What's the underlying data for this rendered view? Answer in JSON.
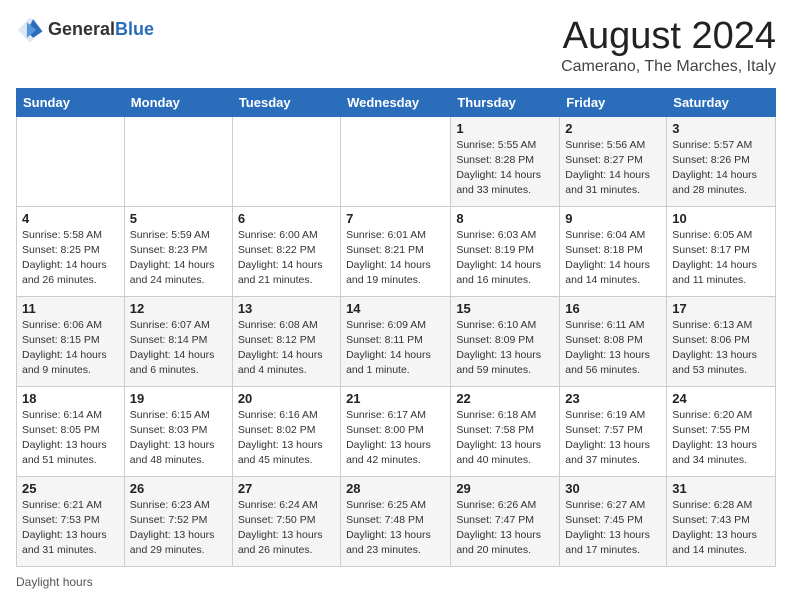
{
  "header": {
    "logo_general": "General",
    "logo_blue": "Blue",
    "month_year": "August 2024",
    "location": "Camerano, The Marches, Italy"
  },
  "weekdays": [
    "Sunday",
    "Monday",
    "Tuesday",
    "Wednesday",
    "Thursday",
    "Friday",
    "Saturday"
  ],
  "weeks": [
    [
      {
        "day": "",
        "info": ""
      },
      {
        "day": "",
        "info": ""
      },
      {
        "day": "",
        "info": ""
      },
      {
        "day": "",
        "info": ""
      },
      {
        "day": "1",
        "info": "Sunrise: 5:55 AM\nSunset: 8:28 PM\nDaylight: 14 hours and 33 minutes."
      },
      {
        "day": "2",
        "info": "Sunrise: 5:56 AM\nSunset: 8:27 PM\nDaylight: 14 hours and 31 minutes."
      },
      {
        "day": "3",
        "info": "Sunrise: 5:57 AM\nSunset: 8:26 PM\nDaylight: 14 hours and 28 minutes."
      }
    ],
    [
      {
        "day": "4",
        "info": "Sunrise: 5:58 AM\nSunset: 8:25 PM\nDaylight: 14 hours and 26 minutes."
      },
      {
        "day": "5",
        "info": "Sunrise: 5:59 AM\nSunset: 8:23 PM\nDaylight: 14 hours and 24 minutes."
      },
      {
        "day": "6",
        "info": "Sunrise: 6:00 AM\nSunset: 8:22 PM\nDaylight: 14 hours and 21 minutes."
      },
      {
        "day": "7",
        "info": "Sunrise: 6:01 AM\nSunset: 8:21 PM\nDaylight: 14 hours and 19 minutes."
      },
      {
        "day": "8",
        "info": "Sunrise: 6:03 AM\nSunset: 8:19 PM\nDaylight: 14 hours and 16 minutes."
      },
      {
        "day": "9",
        "info": "Sunrise: 6:04 AM\nSunset: 8:18 PM\nDaylight: 14 hours and 14 minutes."
      },
      {
        "day": "10",
        "info": "Sunrise: 6:05 AM\nSunset: 8:17 PM\nDaylight: 14 hours and 11 minutes."
      }
    ],
    [
      {
        "day": "11",
        "info": "Sunrise: 6:06 AM\nSunset: 8:15 PM\nDaylight: 14 hours and 9 minutes."
      },
      {
        "day": "12",
        "info": "Sunrise: 6:07 AM\nSunset: 8:14 PM\nDaylight: 14 hours and 6 minutes."
      },
      {
        "day": "13",
        "info": "Sunrise: 6:08 AM\nSunset: 8:12 PM\nDaylight: 14 hours and 4 minutes."
      },
      {
        "day": "14",
        "info": "Sunrise: 6:09 AM\nSunset: 8:11 PM\nDaylight: 14 hours and 1 minute."
      },
      {
        "day": "15",
        "info": "Sunrise: 6:10 AM\nSunset: 8:09 PM\nDaylight: 13 hours and 59 minutes."
      },
      {
        "day": "16",
        "info": "Sunrise: 6:11 AM\nSunset: 8:08 PM\nDaylight: 13 hours and 56 minutes."
      },
      {
        "day": "17",
        "info": "Sunrise: 6:13 AM\nSunset: 8:06 PM\nDaylight: 13 hours and 53 minutes."
      }
    ],
    [
      {
        "day": "18",
        "info": "Sunrise: 6:14 AM\nSunset: 8:05 PM\nDaylight: 13 hours and 51 minutes."
      },
      {
        "day": "19",
        "info": "Sunrise: 6:15 AM\nSunset: 8:03 PM\nDaylight: 13 hours and 48 minutes."
      },
      {
        "day": "20",
        "info": "Sunrise: 6:16 AM\nSunset: 8:02 PM\nDaylight: 13 hours and 45 minutes."
      },
      {
        "day": "21",
        "info": "Sunrise: 6:17 AM\nSunset: 8:00 PM\nDaylight: 13 hours and 42 minutes."
      },
      {
        "day": "22",
        "info": "Sunrise: 6:18 AM\nSunset: 7:58 PM\nDaylight: 13 hours and 40 minutes."
      },
      {
        "day": "23",
        "info": "Sunrise: 6:19 AM\nSunset: 7:57 PM\nDaylight: 13 hours and 37 minutes."
      },
      {
        "day": "24",
        "info": "Sunrise: 6:20 AM\nSunset: 7:55 PM\nDaylight: 13 hours and 34 minutes."
      }
    ],
    [
      {
        "day": "25",
        "info": "Sunrise: 6:21 AM\nSunset: 7:53 PM\nDaylight: 13 hours and 31 minutes."
      },
      {
        "day": "26",
        "info": "Sunrise: 6:23 AM\nSunset: 7:52 PM\nDaylight: 13 hours and 29 minutes."
      },
      {
        "day": "27",
        "info": "Sunrise: 6:24 AM\nSunset: 7:50 PM\nDaylight: 13 hours and 26 minutes."
      },
      {
        "day": "28",
        "info": "Sunrise: 6:25 AM\nSunset: 7:48 PM\nDaylight: 13 hours and 23 minutes."
      },
      {
        "day": "29",
        "info": "Sunrise: 6:26 AM\nSunset: 7:47 PM\nDaylight: 13 hours and 20 minutes."
      },
      {
        "day": "30",
        "info": "Sunrise: 6:27 AM\nSunset: 7:45 PM\nDaylight: 13 hours and 17 minutes."
      },
      {
        "day": "31",
        "info": "Sunrise: 6:28 AM\nSunset: 7:43 PM\nDaylight: 13 hours and 14 minutes."
      }
    ]
  ],
  "footer": {
    "note": "Daylight hours"
  }
}
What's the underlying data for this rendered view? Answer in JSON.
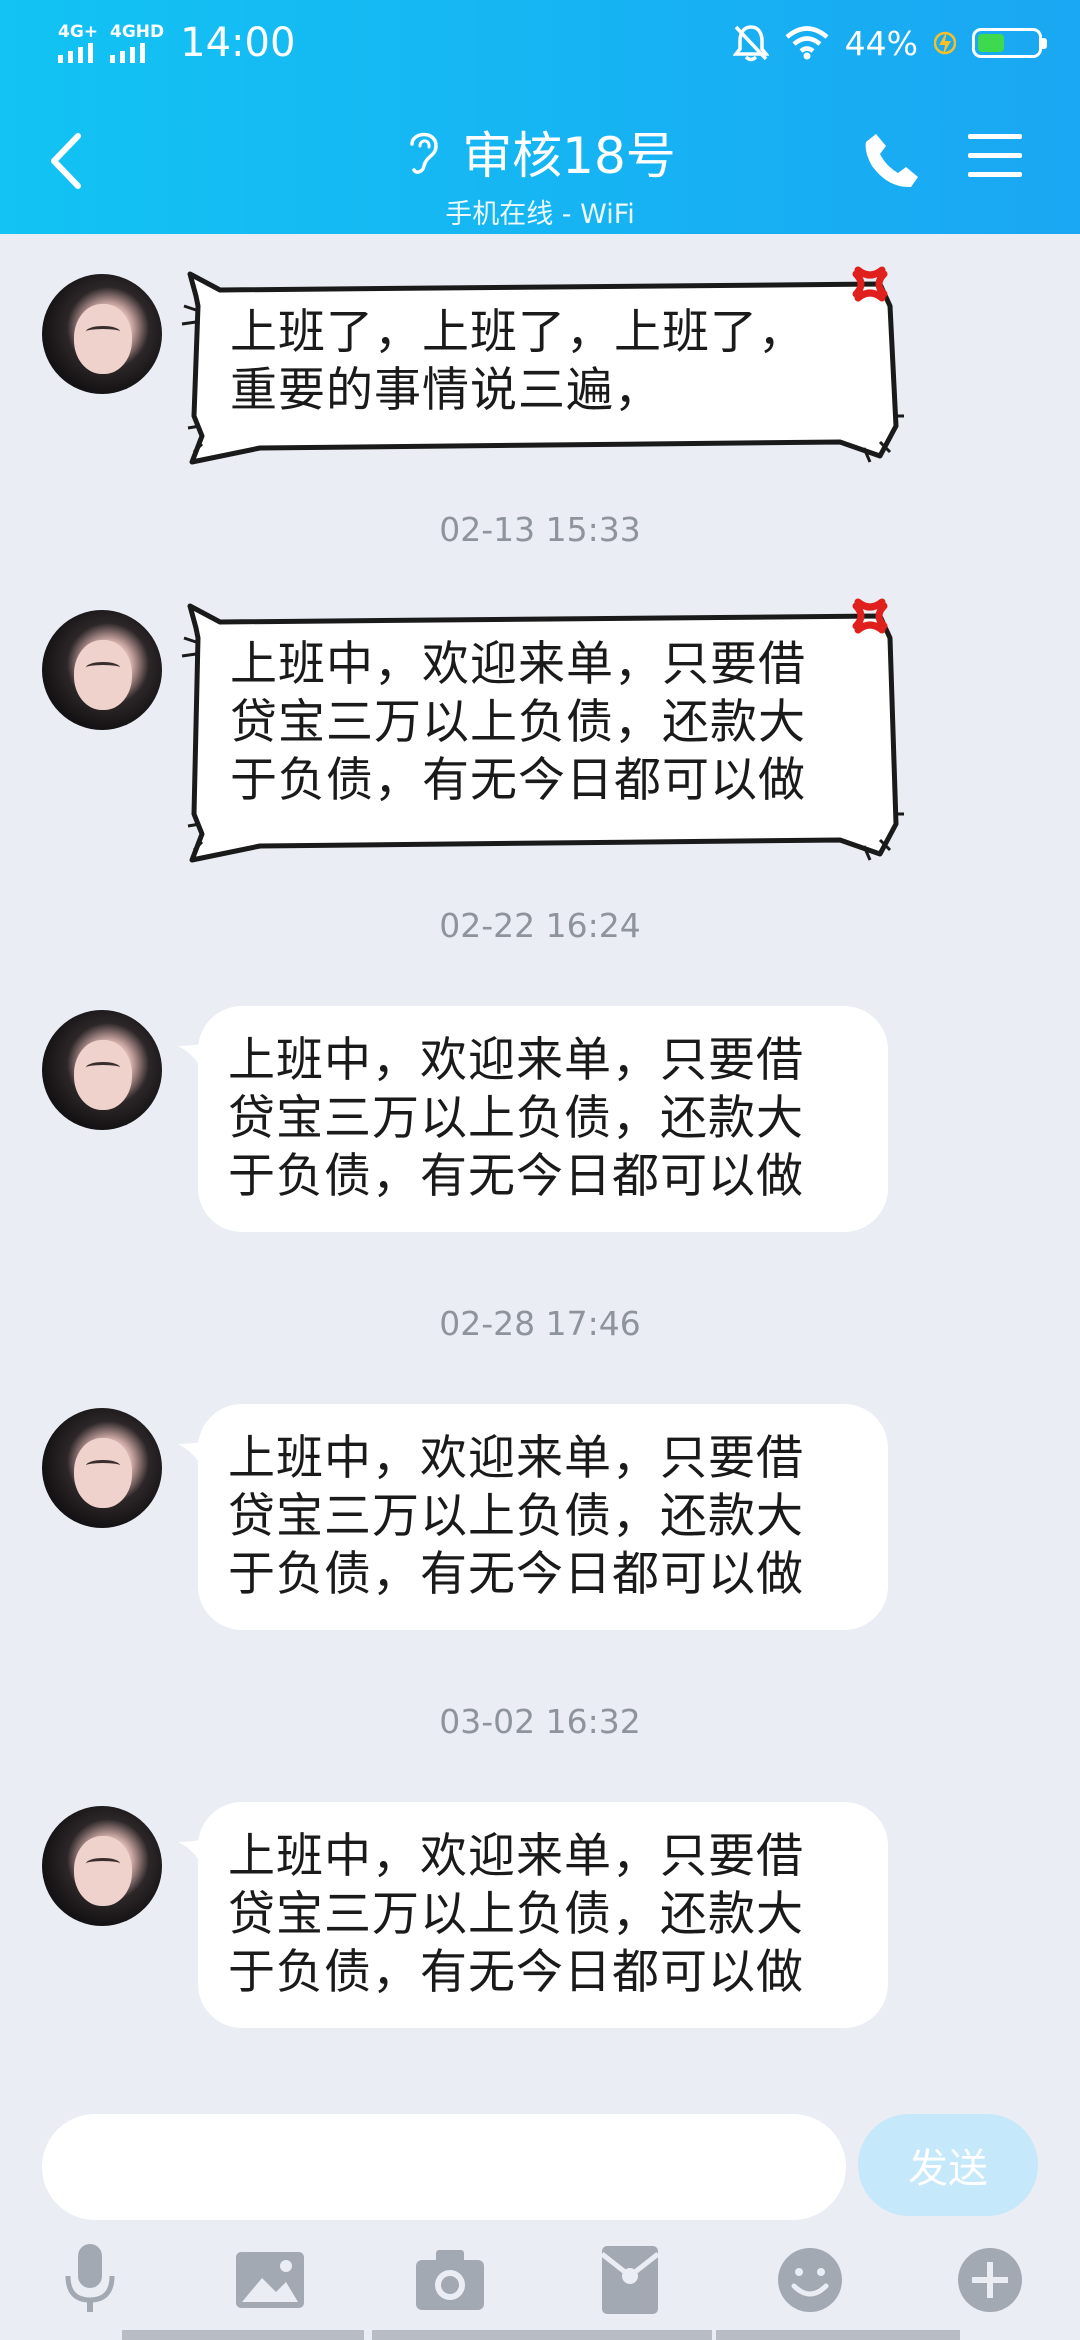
{
  "status_bar": {
    "signal1_label": "4G+",
    "signal2_label": "4GHD",
    "time": "14:00",
    "battery_percent": "44%",
    "battery_level": 0.44,
    "icons": [
      "bell-muted-icon",
      "wifi-icon",
      "charging-icon",
      "battery-icon"
    ]
  },
  "header": {
    "title": "审核18号",
    "subtitle": "手机在线 - WiFi",
    "icons": [
      "back-arrow-icon",
      "ear-icon",
      "phone-icon",
      "menu-icon"
    ],
    "background_color": "#14b8f3"
  },
  "messages": [
    {
      "style": "comic",
      "lines": [
        "上班了，上班了，上班了，",
        "重要的事情说三遍，"
      ]
    },
    {
      "timestamp": "02-13 15:33"
    },
    {
      "style": "comic",
      "lines": [
        "上班中，欢迎来单，只要借",
        "贷宝三万以上负债，还款大",
        "于负债，有无今日都可以做"
      ]
    },
    {
      "timestamp": "02-22 16:24"
    },
    {
      "style": "normal",
      "lines": [
        "上班中，欢迎来单，只要借",
        "贷宝三万以上负债，还款大",
        "于负债，有无今日都可以做"
      ]
    },
    {
      "timestamp": "02-28 17:46"
    },
    {
      "style": "normal",
      "lines": [
        "上班中，欢迎来单，只要借",
        "贷宝三万以上负债，还款大",
        "于负债，有无今日都可以做"
      ]
    },
    {
      "timestamp": "03-02 16:32"
    },
    {
      "style": "normal",
      "lines": [
        "上班中，欢迎来单，只要借",
        "贷宝三万以上负债，还款大",
        "于负债，有无今日都可以做"
      ]
    }
  ],
  "input": {
    "value": "",
    "send_label": "发送"
  },
  "toolbar": {
    "icons": [
      "microphone-icon",
      "image-icon",
      "camera-icon",
      "red-packet-icon",
      "emoji-icon",
      "plus-icon"
    ]
  }
}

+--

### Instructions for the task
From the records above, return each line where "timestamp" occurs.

### Response
      "timestamp": "02-13 15:33"
      "timestamp": "02-22 16:24"
      "timestamp": "02-28 17:46"
      "timestamp": "03-02 16:32"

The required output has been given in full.